Meraki's Outdoor Wireless Mesh Router - Part 2 - Software
Sunday, March 02 2008 @ 02:07 AM CST
Contributed by: MikeMcArthur
If you want to read about using a Meraki router "the way it is supposed to be used", I suggest this review by Joseph Moran. Meraki routers are probably very good at doing what they are "intended" to do -- but they are most definitely not general purpose devices -- at least not with the stock software and configuration.
Click the "Read More" link to find out why, and see some screenshots. Default Behavior
I started by plugging the Meraki router into my home network and turning it on. When I connected to the "meraki" SSID using my laptop, the Meraki router gave my laptop an IP address out of 10.0.0.0/8, with the Meraki router having an address of 10.128.128.128.
Next, I turned on a second Meraki router, and connected my laptop to it via the ethernet port. This time, it got another 10.0.0.0/8 address, with the router (router2 this time) having an address of 10.128.128.128.
I was able to reach hosts on the Internet or on my home network from my laptop. Traffic from my laptop to the rest of the world was NATed, and appeared to be NATed twice. I could not get to my laptop from my home network.
This might be a good way to provide Internet access to total strangers, but not for providing bidirectional connectivity on a private network.

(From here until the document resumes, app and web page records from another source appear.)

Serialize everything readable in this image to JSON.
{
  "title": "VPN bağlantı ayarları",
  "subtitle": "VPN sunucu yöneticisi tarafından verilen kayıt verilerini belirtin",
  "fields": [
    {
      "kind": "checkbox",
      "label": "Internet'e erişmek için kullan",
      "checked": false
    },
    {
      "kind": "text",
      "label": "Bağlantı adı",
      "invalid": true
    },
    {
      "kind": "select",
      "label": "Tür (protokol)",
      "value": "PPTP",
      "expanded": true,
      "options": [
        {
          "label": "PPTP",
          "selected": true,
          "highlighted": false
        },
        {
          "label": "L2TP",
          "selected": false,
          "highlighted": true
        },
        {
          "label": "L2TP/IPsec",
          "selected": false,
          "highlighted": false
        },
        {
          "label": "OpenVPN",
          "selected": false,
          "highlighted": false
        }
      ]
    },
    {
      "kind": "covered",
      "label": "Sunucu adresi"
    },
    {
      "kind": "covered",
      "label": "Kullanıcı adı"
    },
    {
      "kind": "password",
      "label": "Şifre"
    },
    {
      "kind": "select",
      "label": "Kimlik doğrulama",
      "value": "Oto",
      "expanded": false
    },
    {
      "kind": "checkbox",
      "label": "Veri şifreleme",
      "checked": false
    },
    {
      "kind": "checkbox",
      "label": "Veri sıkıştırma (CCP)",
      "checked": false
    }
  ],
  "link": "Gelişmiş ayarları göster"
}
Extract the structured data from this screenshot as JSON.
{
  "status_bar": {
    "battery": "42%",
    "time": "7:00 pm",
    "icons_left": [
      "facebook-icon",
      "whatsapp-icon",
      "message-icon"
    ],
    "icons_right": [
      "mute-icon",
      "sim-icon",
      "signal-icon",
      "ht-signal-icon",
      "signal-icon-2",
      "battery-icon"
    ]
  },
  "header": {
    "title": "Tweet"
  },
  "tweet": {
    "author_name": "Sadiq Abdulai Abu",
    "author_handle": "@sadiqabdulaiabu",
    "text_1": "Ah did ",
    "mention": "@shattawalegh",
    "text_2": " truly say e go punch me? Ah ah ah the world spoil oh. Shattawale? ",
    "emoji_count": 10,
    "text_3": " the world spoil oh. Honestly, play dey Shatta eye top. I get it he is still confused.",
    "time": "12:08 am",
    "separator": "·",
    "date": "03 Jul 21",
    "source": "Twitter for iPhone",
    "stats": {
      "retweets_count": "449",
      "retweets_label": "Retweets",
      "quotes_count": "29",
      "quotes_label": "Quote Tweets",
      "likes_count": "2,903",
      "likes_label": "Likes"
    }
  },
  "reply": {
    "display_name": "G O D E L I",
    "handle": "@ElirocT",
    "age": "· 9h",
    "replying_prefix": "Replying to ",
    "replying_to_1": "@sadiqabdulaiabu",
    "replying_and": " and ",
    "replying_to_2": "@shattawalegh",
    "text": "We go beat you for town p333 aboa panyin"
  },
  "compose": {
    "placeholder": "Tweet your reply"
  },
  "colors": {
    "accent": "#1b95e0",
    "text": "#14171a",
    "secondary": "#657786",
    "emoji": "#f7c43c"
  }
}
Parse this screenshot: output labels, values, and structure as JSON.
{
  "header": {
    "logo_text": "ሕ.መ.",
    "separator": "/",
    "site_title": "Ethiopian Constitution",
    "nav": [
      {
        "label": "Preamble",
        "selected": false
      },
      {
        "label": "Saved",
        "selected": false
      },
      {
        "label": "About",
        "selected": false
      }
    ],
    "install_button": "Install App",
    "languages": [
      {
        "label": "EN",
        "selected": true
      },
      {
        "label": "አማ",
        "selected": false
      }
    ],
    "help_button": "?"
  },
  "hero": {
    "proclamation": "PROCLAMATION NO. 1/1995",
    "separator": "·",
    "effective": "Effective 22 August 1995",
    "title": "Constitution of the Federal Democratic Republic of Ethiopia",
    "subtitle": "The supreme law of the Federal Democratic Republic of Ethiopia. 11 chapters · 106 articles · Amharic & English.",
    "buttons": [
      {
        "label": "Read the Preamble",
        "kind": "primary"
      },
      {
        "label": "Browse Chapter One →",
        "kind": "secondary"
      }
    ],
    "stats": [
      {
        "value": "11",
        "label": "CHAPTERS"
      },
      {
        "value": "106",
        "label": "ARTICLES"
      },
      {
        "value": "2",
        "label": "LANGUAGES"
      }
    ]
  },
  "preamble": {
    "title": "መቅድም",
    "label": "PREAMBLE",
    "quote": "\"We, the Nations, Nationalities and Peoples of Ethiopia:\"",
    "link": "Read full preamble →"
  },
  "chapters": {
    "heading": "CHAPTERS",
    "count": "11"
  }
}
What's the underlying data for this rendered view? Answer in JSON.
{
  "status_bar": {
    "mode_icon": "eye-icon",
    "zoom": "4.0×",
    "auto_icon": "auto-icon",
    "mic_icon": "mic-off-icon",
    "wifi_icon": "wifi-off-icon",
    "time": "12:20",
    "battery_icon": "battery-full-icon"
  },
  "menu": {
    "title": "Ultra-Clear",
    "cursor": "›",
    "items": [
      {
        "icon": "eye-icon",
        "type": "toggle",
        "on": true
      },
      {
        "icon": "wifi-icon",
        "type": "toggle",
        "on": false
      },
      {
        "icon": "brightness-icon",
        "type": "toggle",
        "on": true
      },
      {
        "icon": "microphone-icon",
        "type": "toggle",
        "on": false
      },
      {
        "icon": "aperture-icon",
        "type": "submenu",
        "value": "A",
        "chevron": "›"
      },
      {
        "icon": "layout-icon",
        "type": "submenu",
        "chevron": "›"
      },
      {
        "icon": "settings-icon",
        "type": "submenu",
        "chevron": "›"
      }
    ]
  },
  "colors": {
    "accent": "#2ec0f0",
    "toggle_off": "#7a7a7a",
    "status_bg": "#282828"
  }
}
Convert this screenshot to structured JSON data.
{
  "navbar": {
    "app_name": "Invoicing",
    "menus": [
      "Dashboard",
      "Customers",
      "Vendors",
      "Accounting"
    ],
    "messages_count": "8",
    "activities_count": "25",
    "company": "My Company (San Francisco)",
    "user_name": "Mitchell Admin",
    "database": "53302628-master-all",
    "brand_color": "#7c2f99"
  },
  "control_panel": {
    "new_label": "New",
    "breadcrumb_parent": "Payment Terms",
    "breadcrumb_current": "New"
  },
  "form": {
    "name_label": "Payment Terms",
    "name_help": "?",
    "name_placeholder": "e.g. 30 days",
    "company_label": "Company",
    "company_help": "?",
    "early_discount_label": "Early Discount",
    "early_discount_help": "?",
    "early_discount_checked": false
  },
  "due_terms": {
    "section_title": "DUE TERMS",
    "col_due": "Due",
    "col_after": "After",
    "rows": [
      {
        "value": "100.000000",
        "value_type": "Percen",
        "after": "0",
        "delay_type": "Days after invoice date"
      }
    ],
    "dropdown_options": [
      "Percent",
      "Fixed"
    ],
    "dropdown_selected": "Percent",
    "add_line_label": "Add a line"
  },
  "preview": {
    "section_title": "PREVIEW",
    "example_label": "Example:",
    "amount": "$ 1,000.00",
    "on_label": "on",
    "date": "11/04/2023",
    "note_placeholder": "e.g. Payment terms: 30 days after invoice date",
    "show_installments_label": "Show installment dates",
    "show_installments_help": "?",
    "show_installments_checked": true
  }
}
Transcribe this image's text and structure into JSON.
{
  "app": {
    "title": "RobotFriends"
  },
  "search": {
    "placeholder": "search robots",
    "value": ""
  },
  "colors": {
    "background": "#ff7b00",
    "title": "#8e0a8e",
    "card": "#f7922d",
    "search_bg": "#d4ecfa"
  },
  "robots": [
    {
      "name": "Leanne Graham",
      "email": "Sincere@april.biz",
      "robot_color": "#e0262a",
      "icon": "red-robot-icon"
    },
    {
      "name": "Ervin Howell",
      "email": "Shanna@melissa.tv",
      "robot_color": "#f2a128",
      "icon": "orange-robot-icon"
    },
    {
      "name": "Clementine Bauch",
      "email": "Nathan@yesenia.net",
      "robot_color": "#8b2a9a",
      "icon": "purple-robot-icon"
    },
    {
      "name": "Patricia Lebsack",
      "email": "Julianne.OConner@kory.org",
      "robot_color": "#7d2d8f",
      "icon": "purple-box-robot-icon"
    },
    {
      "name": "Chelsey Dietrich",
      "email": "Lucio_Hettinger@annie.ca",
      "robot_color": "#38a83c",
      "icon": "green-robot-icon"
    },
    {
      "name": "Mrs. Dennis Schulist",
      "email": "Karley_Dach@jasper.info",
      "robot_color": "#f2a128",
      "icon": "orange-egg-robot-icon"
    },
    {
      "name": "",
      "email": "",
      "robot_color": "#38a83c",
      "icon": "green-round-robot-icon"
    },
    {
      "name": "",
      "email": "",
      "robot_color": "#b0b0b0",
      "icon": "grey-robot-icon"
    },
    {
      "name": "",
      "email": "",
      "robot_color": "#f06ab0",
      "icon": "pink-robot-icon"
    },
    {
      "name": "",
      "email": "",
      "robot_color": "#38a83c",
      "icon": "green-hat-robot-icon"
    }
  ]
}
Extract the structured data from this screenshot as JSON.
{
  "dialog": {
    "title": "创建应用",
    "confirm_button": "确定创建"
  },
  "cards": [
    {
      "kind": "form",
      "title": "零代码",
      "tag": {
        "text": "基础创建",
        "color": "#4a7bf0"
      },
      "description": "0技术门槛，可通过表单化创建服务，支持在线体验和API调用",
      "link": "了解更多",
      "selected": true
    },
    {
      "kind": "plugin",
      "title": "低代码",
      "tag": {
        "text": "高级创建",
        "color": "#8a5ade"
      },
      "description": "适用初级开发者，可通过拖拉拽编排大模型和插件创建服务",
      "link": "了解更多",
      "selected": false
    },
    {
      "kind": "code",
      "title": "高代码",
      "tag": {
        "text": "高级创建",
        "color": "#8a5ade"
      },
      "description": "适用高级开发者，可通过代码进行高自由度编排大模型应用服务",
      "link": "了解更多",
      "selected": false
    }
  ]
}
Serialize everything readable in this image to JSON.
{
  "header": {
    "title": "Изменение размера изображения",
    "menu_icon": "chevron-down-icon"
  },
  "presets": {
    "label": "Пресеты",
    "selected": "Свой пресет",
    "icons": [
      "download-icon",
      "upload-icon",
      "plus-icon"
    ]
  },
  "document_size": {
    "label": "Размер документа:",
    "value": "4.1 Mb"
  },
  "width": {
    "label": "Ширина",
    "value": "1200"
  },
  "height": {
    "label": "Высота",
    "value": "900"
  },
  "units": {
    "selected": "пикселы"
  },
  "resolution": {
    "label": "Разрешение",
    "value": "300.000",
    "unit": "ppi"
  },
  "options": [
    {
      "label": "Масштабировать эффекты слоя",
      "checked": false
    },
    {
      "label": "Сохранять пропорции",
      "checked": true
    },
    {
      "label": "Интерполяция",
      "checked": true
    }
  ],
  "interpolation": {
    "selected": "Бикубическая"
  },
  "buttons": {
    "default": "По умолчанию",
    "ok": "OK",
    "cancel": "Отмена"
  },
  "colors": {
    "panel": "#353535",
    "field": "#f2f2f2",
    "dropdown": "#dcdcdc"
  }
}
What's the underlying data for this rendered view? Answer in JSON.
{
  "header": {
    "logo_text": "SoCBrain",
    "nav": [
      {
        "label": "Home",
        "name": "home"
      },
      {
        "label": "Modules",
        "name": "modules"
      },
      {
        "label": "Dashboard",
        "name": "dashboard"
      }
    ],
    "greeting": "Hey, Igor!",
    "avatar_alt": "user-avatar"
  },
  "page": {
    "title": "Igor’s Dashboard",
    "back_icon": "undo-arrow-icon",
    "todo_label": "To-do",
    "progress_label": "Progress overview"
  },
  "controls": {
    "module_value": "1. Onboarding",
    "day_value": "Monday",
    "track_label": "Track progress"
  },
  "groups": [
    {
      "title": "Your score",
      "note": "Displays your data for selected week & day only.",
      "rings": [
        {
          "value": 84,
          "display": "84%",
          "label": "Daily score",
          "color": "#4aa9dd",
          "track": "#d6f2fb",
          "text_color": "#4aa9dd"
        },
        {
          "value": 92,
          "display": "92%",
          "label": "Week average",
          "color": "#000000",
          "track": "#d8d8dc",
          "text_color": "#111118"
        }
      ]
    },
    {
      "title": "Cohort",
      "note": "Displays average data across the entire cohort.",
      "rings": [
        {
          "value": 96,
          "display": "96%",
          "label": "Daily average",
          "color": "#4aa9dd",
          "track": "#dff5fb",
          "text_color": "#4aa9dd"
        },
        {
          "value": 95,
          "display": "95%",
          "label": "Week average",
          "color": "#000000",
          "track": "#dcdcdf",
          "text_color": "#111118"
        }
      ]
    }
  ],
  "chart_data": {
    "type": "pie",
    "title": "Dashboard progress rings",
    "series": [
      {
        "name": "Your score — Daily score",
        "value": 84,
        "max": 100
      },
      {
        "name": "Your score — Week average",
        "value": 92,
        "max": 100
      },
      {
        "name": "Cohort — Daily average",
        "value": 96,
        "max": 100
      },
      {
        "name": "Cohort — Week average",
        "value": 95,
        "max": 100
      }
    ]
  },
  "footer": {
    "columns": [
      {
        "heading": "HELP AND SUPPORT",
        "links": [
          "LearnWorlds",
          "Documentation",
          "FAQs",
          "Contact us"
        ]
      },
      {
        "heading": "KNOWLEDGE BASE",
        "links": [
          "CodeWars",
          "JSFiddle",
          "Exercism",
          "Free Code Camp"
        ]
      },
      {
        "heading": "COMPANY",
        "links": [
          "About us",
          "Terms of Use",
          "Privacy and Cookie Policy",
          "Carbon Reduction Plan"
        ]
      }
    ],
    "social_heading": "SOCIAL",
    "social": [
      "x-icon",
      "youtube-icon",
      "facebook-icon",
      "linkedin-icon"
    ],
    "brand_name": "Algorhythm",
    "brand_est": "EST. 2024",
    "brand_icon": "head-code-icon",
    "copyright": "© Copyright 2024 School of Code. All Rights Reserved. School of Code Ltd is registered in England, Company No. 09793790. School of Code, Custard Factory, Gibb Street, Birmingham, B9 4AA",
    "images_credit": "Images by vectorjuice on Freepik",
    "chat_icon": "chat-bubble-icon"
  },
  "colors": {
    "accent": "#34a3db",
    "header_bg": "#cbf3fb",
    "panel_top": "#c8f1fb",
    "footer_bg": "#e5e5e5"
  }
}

An informal throughput test using the iperf bandwidth measurement utility determined the connection speed to be about 6.5Mbps. The test was conducted across a room with a laptop connecting via ethernet to the Meraki node, through the Meraki gateway, to a host on my home network.
This was only about 2 Mbps faster than a connection across a pair of WOET11 802.11b bridges at 200 yards -- not a significant increase in speed.
The extra NAT hops may have contributed to the poor performance, but much of the slowness may have been deliberate. The Meraki features bandwidth-limiting to keep one user from hogging all the available Internet bandwidth on a wireless mesh cloud.
Surely, there must be a way to configure this thing to turn off NAT and bandwidth-limiting.... right?
Here is a screen shot of the Meraki device home page. In this case, it is not connected to my home network and has not received an IP address via DHCP.
There isn't much on that home page. Maybe if I click the link entitled "Advanced Configuration..."
That is the "Advanced Configuration" page in all its glory. Not much here, either. Just a signal strength monitor, links to test the speed of connections to other nodes, and a link to the "Static IP Configuration page"
And this is the "Static IP Configuration" page, for those who don't have DHCP on their network. There is a non-supported option on here for using a non-Meraki wireless network as the uplink for the Meraki.
That is all there is to Meraki configuration screens. Anything else, no matter how trivial, is done over the Internet on Meraki's "Dashboard" web site. Even changing the wireless SSID on the router requires registering the router with your Meraki dashboard account and configuring it from the central web site.
To Meraki's credit, one can SSH into the router using "meraki" as the username, and the serial number of the device as the password. This gets you a BusyBox command-line with root-level access to the router.
This is excellent. The Meraki is running a Linux variant that looks like a highly customized version of OpenWRT.
The bad news is that I was not able to find a whole lot of information on how to de-Meraki-ize these things -- or on how to make those changes survive a reboot.
Third Party Software
Loading OpenWRT or DD-WRT onto this box would likely fix all the problems I had with it, and finally make it into an excellent general-purpose wireless outdoor embedded Linux device. And I was pleased to find out that both OpenWRT and DD-WRT have builds available for the Meraki. And Meraki even has a build of OpenWRT available for download on their website.
The bad news is that I was not able to get any of these builds (as of February 2008) to work with the devices I had.
In fact, following these instructions on the DD-WRT site caused me to "brick" one of my routers. Before you try to do an "fis init" and erase the flash on your router, make sure that your code will load and run using the "risk free test" mentioned on the OpenWRT Meraki Mini wiki page.
Bricking a Meraki is a pain to recover from. After I bricked mine, I found out that:
At this point, I realized that I was not going to get the Meraki routers to do what I needed them to do in the time that I had to work with them. I sent them back to Meraki, and went with Plan B.
Plan B involved two LinkSys WRT54GLs running DD-WRT in wireless bridge mode - and some redneck weatherproofing with large Ziplock bags and lots of duct tape. It worked beautifully.
At this time (early 2008), I cannot recommend using the Meraki Outdoor router for anything other than connecting to a Meraki Mesh network. If you try to use it for anything else, you will be disappointed - especially if you want it to work "out of the box" without having to install third-party software.
That said, I think that it is just a matter of time before somebody, somewhere "cracks the code" and publishes a reliable way to turn the Meraki Outdoor router into a usable general-purpose wireless router. Hopefully it will be soon, because I have other projects that could use something like it.